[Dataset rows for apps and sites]
####################
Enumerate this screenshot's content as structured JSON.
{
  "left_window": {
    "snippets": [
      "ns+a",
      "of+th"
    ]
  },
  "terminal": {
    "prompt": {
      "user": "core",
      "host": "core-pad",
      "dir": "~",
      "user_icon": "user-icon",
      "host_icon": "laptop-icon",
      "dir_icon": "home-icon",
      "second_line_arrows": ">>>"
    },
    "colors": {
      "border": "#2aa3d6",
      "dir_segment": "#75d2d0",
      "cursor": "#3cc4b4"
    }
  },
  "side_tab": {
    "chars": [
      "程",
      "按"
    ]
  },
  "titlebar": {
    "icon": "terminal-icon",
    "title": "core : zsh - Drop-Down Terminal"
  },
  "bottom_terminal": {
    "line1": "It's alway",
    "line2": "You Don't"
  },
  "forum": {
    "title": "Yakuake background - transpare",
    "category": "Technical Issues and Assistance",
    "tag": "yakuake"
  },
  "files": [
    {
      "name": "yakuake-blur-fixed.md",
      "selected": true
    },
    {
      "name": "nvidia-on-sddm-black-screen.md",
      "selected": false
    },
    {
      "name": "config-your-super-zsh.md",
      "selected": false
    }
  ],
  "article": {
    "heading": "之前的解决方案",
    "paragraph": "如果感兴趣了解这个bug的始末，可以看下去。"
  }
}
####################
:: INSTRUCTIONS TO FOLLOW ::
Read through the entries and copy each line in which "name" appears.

:: ANSWER SECTION ::
      "name": "yakuake-blur-fixed.md",
      "name": "nvidia-on-sddm-black-screen.md",
      "name": "config-your-super-zsh.md",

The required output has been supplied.